Task brief:
Every entry in the following data should be output exactly.
----
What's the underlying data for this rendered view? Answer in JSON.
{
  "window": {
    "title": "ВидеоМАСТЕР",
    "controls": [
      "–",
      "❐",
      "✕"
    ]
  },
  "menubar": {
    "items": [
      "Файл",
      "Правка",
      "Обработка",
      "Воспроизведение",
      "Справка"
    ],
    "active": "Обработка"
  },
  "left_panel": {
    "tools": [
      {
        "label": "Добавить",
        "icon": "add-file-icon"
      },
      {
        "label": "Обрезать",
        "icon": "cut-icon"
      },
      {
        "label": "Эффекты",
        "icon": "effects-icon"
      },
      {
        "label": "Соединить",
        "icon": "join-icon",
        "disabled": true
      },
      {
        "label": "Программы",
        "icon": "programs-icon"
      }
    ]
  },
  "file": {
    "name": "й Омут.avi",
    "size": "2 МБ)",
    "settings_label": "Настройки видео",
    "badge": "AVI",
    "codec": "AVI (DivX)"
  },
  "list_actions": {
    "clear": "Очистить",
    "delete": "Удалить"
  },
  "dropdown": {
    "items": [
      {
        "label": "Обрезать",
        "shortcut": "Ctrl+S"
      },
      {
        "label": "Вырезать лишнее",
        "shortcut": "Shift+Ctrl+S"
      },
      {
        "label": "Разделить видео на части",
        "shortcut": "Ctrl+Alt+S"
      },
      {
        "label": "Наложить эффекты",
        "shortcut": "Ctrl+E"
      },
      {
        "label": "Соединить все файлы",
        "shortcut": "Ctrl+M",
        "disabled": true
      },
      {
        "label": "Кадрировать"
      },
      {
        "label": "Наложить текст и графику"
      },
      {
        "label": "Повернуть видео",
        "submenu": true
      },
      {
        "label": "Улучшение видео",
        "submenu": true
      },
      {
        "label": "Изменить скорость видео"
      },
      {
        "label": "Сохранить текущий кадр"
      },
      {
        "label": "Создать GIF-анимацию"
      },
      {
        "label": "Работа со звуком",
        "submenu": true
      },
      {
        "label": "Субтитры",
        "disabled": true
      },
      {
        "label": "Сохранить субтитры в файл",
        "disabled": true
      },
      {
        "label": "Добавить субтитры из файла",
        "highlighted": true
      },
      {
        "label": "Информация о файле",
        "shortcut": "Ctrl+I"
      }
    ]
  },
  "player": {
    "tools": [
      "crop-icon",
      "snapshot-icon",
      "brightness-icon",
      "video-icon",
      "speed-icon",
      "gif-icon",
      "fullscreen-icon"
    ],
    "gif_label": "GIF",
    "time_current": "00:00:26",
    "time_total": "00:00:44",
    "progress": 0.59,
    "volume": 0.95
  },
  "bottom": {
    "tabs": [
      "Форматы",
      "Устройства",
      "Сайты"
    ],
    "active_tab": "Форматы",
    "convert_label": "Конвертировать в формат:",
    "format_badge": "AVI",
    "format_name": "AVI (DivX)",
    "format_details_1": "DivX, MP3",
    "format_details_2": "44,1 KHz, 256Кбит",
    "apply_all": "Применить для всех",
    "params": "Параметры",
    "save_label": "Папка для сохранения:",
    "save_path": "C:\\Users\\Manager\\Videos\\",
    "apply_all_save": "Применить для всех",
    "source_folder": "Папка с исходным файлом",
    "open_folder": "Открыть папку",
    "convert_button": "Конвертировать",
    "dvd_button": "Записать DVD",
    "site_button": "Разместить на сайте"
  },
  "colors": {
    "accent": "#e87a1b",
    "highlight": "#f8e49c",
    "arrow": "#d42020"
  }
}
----
Written response:
What's the underlying data for this rendered view? Answer in JSON.
{
  "window": {
    "title": "ВидеоМАСТЕР",
    "controls": [
      "–",
      "❐",
      "✕"
    ]
  },
  "menubar": {
    "items": [
      "Файл",
      "Правка",
      "Обработка",
      "Воспроизведение",
      "Справка"
    ],
    "active": "Обработка"
  },
  "left_panel": {
    "tools": [
      {
        "label": "Добавить",
        "icon": "add-file-icon"
      },
      {
        "label": "Обрезать",
        "icon": "cut-icon"
      },
      {
        "label": "Эффекты",
        "icon": "effects-icon"
      },
      {
        "label": "Соединить",
        "icon": "join-icon",
        "disabled": true
      },
      {
        "label": "Программы",
        "icon": "programs-icon"
      }
    ]
  },
  "file": {
    "name": "й Омут.avi",
    "size": "2 МБ)",
    "settings_label": "Настройки видео",
    "badge": "AVI",
    "codec": "AVI (DivX)"
  },
  "list_actions": {
    "clear": "Очистить",
    "delete": "Удалить"
  },
  "dropdown": {
    "items": [
      {
        "label": "Обрезать",
        "shortcut": "Ctrl+S"
      },
      {
        "label": "Вырезать лишнее",
        "shortcut": "Shift+Ctrl+S"
      },
      {
        "label": "Разделить видео на части",
        "shortcut": "Ctrl+Alt+S"
      },
      {
        "label": "Наложить эффекты",
        "shortcut": "Ctrl+E"
      },
      {
        "label": "Соединить все файлы",
        "shortcut": "Ctrl+M",
        "disabled": true
      },
      {
        "label": "Кадрировать"
      },
      {
        "label": "Наложить текст и графику"
      },
      {
        "label": "Повернуть видео",
        "submenu": true
      },
      {
        "label": "Улучшение видео",
        "submenu": true
      },
      {
        "label": "Изменить скорость видео"
      },
      {
        "label": "Сохранить текущий кадр"
      },
      {
        "label": "Создать GIF-анимацию"
      },
      {
        "label": "Работа со звуком",
        "submenu": true
      },
      {
        "label": "Субтитры",
        "disabled": true
      },
      {
        "label": "Сохранить субтитры в файл",
        "disabled": true
      },
      {
        "label": "Добавить субтитры из файла",
        "highlighted": true
      },
      {
        "label": "Информация о файле",
        "shortcut": "Ctrl+I"
      }
    ]
  },
  "player": {
    "tools": [
      "crop-icon",
      "snapshot-icon",
      "brightness-icon",
      "video-icon",
      "speed-icon",
      "gif-icon",
      "fullscreen-icon"
    ],
    "gif_label": "GIF",
    "time_current": "00:00:26",
    "time_total": "00:00:44",
    "progress": 0.59,
    "volume": 0.95
  },
  "bottom": {
    "tabs": [
      "Форматы",
      "Устройства",
      "Сайты"
    ],
    "active_tab": "Форматы",
    "convert_label": "Конвертировать в формат:",
    "format_badge": "AVI",
    "format_name": "AVI (DivX)",
    "format_details_1": "DivX, MP3",
    "format_details_2": "44,1 KHz, 256Кбит",
    "apply_all": "Применить для всех",
    "params": "Параметры",
    "save_label": "Папка для сохранения:",
    "save_path": "C:\\Users\\Manager\\Videos\\",
    "apply_all_save": "Применить для всех",
    "source_folder": "Папка с исходным файлом",
    "open_folder": "Открыть папку",
    "convert_button": "Конвертировать",
    "dvd_button": "Записать DVD",
    "site_button": "Разместить на сайте"
  },
  "colors": {
    "accent": "#e87a1b",
    "highlight": "#f8e49c",
    "arrow": "#d42020"
  }
}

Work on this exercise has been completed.